I know there are many people who think that natural and man-made disasters in Africa and elsewhere are just mother nature redressing the balance and who think wishy washy bleeding heart liberals (small 'l') like myself are just mugs for supporting disaster relief so I came at this book from a stance that made me naturally anti-everything Calvin stood for. As he develops his devious plans to annihilate two billion people, even I couldn't help but get caught up in what was going on. Would AIDS do the job for Calvin and QUIETUS or would their secret high tech lab come up with a fiendishly demonic virus or plague to achieve their mission? Calvin should surely have had a bald head and a white Persian cat rather than no sex-drive and a tame monkey.
There's a lot to admire about Shriver's book - the creativity for a start, the wonderfully villainous baddie and the juxtaposing of the culling of animals with the problem of human overpopulation. Shriver is never scared to make her 'heroines' hard to like or her plot lines difficult to swallow and of the three of her books that I've read, poor weak love-lorn Eleanor is probably the least detestable leading lady despite all her failings. Shriver explains in an afterword in my Harper edition that the book lost her the support of her American publisher and cost her a year living in Nairobi and no book had been harder to write. I can believe all those things. If you think of the vitriol she received for 'We Need to Talk About Kevin' from people who accuse her of hating children just because her character guns down dozens of his classmates, you can only imagine how the publishers thought a book proposing to kill off 2 billion people would go down.
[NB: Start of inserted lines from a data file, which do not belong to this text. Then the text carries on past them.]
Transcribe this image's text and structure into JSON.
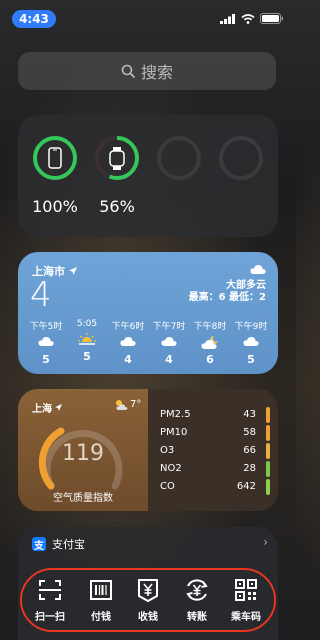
{
  "status": {
    "time": "4:43"
  },
  "search": {
    "label": "搜索"
  },
  "battery": {
    "items": [
      {
        "device": "iphone",
        "percent": "100%",
        "level": 1.0,
        "color": "#34c759"
      },
      {
        "device": "watch",
        "percent": "56%",
        "level": 0.56,
        "color": "#34c759"
      },
      {
        "device": "empty",
        "percent": "",
        "level": 0
      },
      {
        "device": "empty",
        "percent": "",
        "level": 0
      }
    ]
  },
  "weather": {
    "city": "上海市",
    "temp": "4",
    "condition": "大部多云",
    "high_low": "最高：6 最低：2",
    "hours": [
      {
        "label": "下午5时",
        "icon": "cloud-icon",
        "temp": "5"
      },
      {
        "label": "5:05",
        "icon": "sunset-icon",
        "temp": "5"
      },
      {
        "label": "下午6时",
        "icon": "cloud-icon",
        "temp": "4"
      },
      {
        "label": "下午7时",
        "icon": "cloud-icon",
        "temp": "4"
      },
      {
        "label": "下午8时",
        "icon": "cloud-moon-icon",
        "temp": "6"
      },
      {
        "label": "下午9时",
        "icon": "cloud-icon",
        "temp": "5"
      }
    ]
  },
  "aqi": {
    "city": "上海",
    "temp": "7°",
    "value": "119",
    "label": "空气质量指数",
    "pollutants": [
      {
        "name": "PM2.5",
        "value": "43",
        "color": "#f0a030"
      },
      {
        "name": "PM10",
        "value": "58",
        "color": "#f0a030"
      },
      {
        "name": "O3",
        "value": "66",
        "color": "#e8b040"
      },
      {
        "name": "NO2",
        "value": "28",
        "color": "#7cc84a"
      },
      {
        "name": "CO",
        "value": "642",
        "color": "#8fd04a"
      }
    ]
  },
  "alipay": {
    "title": "支付宝",
    "logo": "支",
    "buttons": [
      {
        "label": "扫一扫",
        "icon": "scan-icon"
      },
      {
        "label": "付钱",
        "icon": "barcode-icon"
      },
      {
        "label": "收钱",
        "icon": "yuan-receive-icon"
      },
      {
        "label": "转账",
        "icon": "transfer-icon"
      },
      {
        "label": "乘车码",
        "icon": "qr-code-icon"
      }
    ]
  }
}
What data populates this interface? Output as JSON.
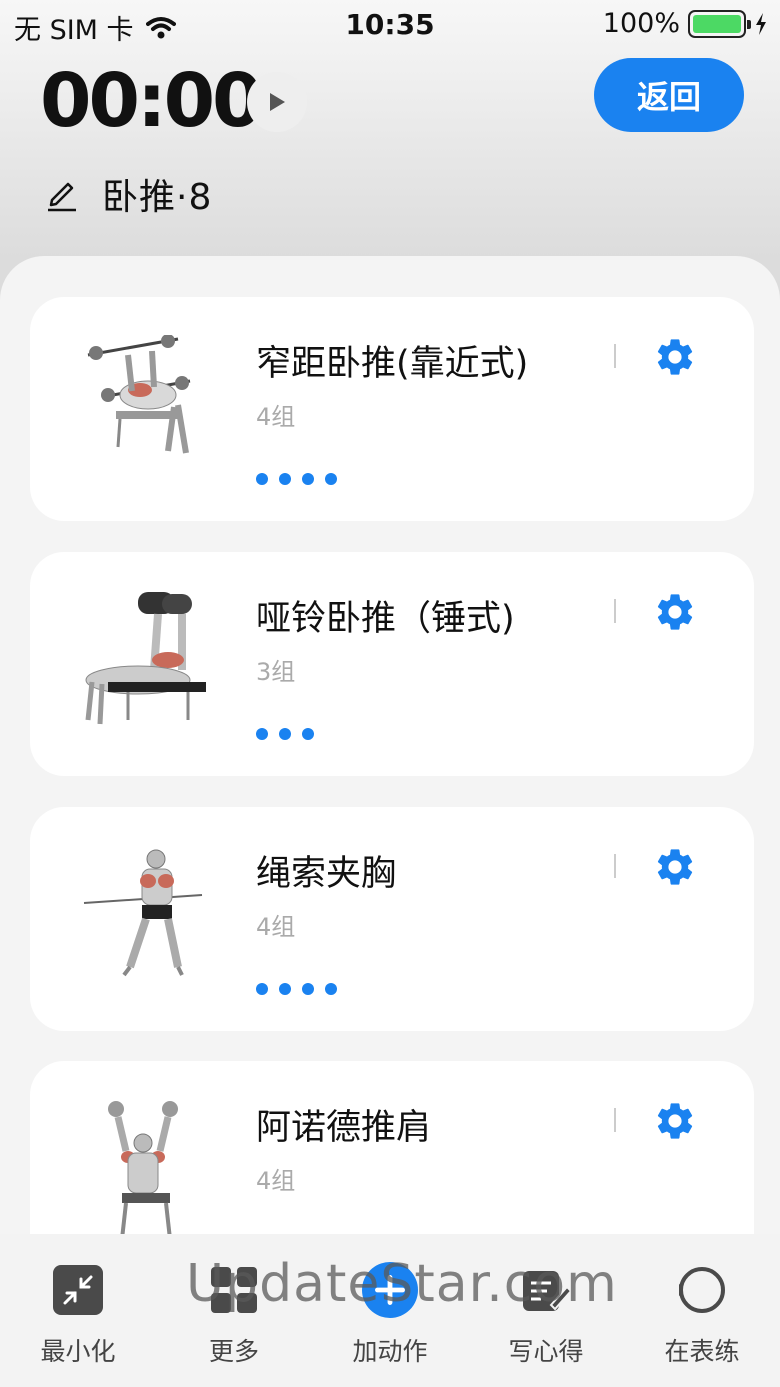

She tells us a large part of the hard copy run was unsold and went to pulp.
A few things just didn't work for me though. Chief amongst these was the repeated appearances of Panga, Calvin's dead ex-lover who brings a ridiculous sense that the author has lost touch with what's otherwise a harshly realistic look at what a man with a mission and good funding might be able to do. Calvin books an extra seat on the plane and room in a hotel for Panga so she won't have to 'sit on the wing'. I would happily have seen Shriver's editor take a big thick red pen through all the passages referring to Panga's ghost. The woman herself is perhaps needed as an explanation for Calvin's coldness but her ghost is just a silly detour that doesn't add credibility to the story. The mysterious research centre and the evil cabal of baddies gathered around Calvin are very 1970's James Bond in flavour but if you're going to buy into the idea of mass murder on an unprecedented scale, why shouldn't you accept some colourful characters? Even Calvin shows a tiny glimmer or humanity - he's asked the scientists to please come up with something that won't kill Jews because they've already had a bad enough time in the Second World War.
I didn't like or enjoy 'We Need to Talk About Kevin', I loved 'The Post Birthday World' but I think 'Game Control has just crept ahead of TPBW on my Shriver list. I've a couple more at home to try - I think I'll be bumping them up the pile after reading this one.